WORK TO BE COMPLETED: Go through the material underneath and show every line where the string "Sevilla" occurs.

DATA SHOWN:
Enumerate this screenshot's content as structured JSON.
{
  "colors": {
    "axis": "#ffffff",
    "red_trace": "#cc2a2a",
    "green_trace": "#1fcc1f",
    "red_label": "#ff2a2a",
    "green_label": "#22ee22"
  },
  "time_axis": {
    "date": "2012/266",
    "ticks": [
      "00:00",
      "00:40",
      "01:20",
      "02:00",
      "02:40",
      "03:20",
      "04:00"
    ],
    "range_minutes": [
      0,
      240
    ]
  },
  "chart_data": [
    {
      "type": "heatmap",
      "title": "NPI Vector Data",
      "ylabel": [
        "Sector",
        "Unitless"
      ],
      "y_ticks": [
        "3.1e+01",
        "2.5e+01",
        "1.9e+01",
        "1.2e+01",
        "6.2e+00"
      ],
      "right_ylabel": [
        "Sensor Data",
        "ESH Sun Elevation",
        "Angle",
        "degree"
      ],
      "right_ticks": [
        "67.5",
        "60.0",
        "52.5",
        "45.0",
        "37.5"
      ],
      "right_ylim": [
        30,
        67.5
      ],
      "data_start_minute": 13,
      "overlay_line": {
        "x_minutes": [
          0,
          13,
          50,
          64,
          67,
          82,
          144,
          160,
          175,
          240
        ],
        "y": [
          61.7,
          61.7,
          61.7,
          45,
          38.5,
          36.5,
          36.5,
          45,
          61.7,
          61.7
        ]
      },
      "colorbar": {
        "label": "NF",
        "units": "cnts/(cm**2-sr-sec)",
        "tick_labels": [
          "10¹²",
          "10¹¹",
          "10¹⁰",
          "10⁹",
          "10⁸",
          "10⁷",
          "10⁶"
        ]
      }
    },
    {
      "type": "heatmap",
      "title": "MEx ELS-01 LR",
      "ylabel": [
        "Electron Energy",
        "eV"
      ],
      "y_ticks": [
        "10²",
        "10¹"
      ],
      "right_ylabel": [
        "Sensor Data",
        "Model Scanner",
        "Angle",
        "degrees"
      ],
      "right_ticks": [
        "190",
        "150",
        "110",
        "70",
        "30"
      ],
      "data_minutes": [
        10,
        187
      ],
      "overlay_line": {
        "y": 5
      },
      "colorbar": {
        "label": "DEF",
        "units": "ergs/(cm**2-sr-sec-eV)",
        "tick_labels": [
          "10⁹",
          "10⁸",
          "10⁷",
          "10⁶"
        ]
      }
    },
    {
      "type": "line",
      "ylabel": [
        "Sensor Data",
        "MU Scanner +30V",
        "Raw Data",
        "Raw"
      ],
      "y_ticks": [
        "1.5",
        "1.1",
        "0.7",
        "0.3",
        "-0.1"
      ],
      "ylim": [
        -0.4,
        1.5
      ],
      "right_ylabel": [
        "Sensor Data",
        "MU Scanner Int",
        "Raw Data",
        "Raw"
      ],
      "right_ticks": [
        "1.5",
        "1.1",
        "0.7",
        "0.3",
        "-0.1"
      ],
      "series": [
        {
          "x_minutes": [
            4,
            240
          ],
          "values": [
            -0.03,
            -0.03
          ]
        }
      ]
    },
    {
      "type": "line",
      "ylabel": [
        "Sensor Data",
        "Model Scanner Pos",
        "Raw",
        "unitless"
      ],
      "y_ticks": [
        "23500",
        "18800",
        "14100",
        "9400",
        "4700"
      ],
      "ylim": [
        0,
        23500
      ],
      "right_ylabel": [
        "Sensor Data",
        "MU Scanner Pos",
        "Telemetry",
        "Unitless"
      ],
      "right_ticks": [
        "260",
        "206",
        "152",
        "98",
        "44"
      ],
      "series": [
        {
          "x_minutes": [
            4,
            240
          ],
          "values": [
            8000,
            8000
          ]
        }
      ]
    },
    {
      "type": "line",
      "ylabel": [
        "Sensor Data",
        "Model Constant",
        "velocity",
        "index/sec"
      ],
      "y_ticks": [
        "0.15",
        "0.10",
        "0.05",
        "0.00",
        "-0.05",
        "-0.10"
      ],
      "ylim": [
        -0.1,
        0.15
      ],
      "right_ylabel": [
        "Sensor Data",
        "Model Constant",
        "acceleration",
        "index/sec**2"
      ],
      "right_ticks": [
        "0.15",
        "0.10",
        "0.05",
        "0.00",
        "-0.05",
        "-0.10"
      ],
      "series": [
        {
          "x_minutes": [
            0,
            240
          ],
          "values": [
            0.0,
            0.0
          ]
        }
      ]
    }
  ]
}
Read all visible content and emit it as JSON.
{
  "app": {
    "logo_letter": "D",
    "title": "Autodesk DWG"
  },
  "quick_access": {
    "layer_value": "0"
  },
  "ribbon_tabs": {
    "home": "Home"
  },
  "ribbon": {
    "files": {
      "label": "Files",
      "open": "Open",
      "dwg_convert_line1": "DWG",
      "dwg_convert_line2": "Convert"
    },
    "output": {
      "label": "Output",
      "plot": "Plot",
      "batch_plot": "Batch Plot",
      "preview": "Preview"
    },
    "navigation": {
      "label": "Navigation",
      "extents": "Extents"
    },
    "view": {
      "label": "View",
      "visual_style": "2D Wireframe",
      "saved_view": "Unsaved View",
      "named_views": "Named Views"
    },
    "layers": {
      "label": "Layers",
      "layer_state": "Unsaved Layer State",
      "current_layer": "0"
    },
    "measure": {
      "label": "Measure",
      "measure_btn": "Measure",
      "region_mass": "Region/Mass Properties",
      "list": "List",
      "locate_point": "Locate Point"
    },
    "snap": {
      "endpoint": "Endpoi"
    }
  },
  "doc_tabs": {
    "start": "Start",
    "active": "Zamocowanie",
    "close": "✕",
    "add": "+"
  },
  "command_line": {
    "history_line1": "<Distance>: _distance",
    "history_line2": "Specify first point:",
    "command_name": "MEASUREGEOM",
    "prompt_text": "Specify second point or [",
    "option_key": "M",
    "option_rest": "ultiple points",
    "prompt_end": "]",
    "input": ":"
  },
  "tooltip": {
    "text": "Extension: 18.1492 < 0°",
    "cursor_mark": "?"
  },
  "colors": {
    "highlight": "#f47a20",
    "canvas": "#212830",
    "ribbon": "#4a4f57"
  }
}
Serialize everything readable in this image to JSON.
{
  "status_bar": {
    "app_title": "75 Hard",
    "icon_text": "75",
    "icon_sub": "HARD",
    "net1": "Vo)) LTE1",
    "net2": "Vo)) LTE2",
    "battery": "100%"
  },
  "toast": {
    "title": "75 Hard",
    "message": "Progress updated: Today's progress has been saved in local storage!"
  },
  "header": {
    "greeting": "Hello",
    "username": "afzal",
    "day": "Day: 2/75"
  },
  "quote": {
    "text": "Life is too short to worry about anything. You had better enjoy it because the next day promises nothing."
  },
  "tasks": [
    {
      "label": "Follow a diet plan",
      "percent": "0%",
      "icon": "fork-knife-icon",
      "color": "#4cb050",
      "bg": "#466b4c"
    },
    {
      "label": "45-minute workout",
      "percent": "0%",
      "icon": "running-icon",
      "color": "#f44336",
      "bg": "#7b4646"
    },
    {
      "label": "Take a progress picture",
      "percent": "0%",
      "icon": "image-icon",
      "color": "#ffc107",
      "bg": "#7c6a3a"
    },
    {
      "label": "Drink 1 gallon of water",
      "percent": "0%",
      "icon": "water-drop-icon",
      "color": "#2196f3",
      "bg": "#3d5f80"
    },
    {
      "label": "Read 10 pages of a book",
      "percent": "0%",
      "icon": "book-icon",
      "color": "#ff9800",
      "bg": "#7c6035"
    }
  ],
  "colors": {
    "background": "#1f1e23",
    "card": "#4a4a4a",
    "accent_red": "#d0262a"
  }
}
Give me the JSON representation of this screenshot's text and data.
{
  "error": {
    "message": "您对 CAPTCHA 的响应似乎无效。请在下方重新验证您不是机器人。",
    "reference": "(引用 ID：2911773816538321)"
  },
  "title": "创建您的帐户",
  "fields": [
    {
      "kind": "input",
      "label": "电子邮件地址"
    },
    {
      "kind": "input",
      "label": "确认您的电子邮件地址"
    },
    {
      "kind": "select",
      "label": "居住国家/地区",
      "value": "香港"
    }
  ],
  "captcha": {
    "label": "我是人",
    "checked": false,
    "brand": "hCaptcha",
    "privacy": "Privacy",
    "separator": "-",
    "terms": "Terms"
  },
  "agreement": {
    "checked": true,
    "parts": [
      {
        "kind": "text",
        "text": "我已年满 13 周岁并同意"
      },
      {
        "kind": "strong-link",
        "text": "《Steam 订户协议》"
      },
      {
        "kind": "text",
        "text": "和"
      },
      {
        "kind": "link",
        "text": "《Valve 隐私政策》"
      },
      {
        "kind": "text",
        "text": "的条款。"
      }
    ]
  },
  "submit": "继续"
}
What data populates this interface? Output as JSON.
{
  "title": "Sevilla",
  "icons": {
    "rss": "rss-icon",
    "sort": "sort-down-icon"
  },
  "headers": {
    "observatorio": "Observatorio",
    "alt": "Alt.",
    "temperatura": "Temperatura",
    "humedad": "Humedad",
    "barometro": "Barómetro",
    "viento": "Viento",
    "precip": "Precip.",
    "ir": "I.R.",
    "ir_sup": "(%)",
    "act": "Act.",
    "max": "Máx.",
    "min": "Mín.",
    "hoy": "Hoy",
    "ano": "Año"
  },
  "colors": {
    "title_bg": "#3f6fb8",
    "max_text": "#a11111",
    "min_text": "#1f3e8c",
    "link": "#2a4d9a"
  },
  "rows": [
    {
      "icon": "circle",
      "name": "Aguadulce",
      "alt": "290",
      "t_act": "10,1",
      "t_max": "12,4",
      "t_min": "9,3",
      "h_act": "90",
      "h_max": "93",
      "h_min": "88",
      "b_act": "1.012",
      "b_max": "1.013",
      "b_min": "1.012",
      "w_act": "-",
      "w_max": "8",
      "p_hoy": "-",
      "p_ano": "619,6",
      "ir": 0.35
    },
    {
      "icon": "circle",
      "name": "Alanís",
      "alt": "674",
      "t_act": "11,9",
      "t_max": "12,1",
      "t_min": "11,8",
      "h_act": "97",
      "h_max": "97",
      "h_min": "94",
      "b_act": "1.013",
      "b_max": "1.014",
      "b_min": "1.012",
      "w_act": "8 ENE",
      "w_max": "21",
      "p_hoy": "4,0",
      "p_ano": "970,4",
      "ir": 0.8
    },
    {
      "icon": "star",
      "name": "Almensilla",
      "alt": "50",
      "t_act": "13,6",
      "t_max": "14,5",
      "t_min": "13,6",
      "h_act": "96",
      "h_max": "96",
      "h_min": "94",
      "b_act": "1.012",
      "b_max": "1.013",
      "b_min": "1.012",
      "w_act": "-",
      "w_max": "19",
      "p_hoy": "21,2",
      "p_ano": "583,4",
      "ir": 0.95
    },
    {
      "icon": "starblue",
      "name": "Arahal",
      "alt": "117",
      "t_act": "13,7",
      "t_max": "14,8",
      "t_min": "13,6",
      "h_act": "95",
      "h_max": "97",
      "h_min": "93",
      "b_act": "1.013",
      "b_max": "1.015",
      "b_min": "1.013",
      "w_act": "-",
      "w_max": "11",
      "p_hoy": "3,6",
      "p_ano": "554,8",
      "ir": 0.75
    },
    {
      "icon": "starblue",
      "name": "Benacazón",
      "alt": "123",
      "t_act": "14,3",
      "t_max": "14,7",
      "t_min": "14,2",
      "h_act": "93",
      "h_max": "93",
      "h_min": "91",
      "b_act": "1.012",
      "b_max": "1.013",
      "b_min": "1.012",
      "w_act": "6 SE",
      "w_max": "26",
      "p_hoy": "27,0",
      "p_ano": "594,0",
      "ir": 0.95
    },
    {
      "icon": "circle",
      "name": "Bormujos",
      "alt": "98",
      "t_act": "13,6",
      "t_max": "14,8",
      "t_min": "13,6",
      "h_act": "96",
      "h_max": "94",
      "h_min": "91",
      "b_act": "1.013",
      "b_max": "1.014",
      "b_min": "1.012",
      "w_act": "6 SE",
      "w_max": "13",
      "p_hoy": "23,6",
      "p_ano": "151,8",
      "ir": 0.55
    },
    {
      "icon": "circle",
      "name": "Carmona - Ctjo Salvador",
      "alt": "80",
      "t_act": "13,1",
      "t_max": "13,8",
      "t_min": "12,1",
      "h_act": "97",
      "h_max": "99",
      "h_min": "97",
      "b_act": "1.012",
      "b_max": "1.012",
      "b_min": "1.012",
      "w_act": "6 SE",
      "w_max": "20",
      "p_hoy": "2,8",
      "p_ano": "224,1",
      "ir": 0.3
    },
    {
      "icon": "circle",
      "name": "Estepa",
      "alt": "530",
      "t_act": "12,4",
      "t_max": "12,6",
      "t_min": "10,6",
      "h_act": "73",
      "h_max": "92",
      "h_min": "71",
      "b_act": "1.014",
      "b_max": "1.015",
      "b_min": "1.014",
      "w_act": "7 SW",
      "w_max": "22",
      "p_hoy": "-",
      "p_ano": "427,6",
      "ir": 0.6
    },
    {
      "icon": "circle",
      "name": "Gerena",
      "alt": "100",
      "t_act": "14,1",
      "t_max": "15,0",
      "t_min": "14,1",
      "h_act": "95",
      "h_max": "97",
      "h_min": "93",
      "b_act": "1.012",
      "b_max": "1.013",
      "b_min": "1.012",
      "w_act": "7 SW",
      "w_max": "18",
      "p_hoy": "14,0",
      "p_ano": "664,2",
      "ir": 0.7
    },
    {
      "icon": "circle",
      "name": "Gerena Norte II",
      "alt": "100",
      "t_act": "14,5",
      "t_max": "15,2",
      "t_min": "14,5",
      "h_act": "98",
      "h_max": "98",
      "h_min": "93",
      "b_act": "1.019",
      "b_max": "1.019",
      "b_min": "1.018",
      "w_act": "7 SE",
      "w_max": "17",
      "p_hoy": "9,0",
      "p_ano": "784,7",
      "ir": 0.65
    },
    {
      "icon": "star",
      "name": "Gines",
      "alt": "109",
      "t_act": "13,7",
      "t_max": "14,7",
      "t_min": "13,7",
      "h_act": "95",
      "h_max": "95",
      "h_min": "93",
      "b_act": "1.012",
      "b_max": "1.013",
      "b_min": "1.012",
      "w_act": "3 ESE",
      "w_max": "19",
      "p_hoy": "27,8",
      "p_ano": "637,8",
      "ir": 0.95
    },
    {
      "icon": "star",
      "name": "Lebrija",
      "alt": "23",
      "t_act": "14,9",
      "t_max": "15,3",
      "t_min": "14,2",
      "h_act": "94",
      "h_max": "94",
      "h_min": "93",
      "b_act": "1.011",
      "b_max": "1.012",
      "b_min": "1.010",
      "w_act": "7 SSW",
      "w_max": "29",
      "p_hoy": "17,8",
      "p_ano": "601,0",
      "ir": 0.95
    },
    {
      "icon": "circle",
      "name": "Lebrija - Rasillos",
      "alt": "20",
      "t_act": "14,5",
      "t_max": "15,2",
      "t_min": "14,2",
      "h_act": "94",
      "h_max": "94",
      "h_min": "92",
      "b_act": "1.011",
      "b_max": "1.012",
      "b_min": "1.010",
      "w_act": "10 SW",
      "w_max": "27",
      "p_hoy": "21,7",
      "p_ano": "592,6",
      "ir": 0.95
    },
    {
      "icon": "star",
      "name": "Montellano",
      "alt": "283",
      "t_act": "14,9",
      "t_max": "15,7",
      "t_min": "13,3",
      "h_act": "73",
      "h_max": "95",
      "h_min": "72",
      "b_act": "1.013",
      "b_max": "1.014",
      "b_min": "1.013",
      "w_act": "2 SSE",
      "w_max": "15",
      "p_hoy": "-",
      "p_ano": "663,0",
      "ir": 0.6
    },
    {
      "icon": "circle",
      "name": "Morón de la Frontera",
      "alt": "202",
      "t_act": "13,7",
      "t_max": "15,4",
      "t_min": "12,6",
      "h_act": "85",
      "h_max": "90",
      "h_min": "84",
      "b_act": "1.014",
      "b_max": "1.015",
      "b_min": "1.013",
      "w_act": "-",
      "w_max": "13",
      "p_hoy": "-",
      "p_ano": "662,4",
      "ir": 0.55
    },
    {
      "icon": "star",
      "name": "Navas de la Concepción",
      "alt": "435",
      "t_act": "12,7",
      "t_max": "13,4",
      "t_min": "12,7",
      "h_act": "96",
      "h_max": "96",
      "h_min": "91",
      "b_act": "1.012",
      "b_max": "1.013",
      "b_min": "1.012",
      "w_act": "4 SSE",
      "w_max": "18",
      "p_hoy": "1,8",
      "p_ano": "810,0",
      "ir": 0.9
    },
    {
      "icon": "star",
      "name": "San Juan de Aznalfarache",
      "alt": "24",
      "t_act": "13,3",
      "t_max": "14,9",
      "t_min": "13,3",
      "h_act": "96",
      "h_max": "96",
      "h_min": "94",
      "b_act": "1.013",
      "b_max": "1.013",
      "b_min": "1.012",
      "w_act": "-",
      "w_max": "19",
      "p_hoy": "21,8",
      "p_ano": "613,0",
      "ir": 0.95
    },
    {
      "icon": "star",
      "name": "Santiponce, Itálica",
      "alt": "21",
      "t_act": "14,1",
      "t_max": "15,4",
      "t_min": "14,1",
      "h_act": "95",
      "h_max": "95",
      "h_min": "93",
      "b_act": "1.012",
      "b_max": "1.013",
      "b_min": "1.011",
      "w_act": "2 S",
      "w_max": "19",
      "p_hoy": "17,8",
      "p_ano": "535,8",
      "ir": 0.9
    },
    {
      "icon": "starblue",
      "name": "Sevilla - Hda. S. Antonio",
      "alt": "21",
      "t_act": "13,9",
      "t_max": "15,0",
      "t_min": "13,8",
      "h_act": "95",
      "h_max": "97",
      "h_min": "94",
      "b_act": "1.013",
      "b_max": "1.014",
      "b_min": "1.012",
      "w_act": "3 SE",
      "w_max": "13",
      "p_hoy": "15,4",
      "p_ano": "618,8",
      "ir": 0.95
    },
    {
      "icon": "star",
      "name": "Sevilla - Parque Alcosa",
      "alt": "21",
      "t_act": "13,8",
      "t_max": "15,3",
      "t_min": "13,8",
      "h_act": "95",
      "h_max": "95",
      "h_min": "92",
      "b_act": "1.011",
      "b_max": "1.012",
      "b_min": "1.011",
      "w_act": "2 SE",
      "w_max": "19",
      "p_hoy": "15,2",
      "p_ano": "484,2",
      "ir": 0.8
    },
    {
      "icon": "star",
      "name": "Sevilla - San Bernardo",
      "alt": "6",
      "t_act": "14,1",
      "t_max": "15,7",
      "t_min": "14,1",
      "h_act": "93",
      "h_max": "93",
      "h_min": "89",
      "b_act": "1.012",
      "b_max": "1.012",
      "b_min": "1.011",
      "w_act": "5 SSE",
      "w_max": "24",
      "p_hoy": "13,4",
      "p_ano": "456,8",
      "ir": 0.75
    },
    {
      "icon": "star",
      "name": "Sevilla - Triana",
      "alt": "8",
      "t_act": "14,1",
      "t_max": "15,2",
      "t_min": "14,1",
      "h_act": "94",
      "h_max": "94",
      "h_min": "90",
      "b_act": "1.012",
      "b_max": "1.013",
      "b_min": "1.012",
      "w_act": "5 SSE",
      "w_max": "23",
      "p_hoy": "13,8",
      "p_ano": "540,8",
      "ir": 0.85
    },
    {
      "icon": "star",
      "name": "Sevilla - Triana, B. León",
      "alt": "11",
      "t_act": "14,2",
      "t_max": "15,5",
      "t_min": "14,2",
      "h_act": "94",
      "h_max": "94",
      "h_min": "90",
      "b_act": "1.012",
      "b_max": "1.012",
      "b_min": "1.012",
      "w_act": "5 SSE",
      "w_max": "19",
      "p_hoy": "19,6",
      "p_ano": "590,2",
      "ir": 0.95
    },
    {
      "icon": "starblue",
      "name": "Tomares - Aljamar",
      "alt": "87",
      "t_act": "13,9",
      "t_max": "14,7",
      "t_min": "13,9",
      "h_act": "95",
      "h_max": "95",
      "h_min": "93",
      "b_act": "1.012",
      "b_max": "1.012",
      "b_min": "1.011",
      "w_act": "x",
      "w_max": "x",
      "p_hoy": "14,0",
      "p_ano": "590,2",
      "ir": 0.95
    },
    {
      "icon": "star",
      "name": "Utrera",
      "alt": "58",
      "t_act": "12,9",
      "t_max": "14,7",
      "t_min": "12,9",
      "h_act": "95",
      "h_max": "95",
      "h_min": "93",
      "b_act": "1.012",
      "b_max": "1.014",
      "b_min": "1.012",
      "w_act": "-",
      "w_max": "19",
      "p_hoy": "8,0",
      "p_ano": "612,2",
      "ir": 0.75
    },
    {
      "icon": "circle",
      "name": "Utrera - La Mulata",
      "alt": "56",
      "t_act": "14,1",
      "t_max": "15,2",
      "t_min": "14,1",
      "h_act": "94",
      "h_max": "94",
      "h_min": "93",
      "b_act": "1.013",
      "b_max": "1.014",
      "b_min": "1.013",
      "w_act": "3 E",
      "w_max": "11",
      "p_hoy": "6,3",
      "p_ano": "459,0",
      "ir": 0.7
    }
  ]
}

RESULT OF THE EXERCISE:
  "title": "Sevilla",
      "name": "Sevilla - Hda. S. Antonio",
      "name": "Sevilla - Parque Alcosa",
      "name": "Sevilla - San Bernardo",
      "name": "Sevilla - Triana",
      "name": "Sevilla - Triana, B. León",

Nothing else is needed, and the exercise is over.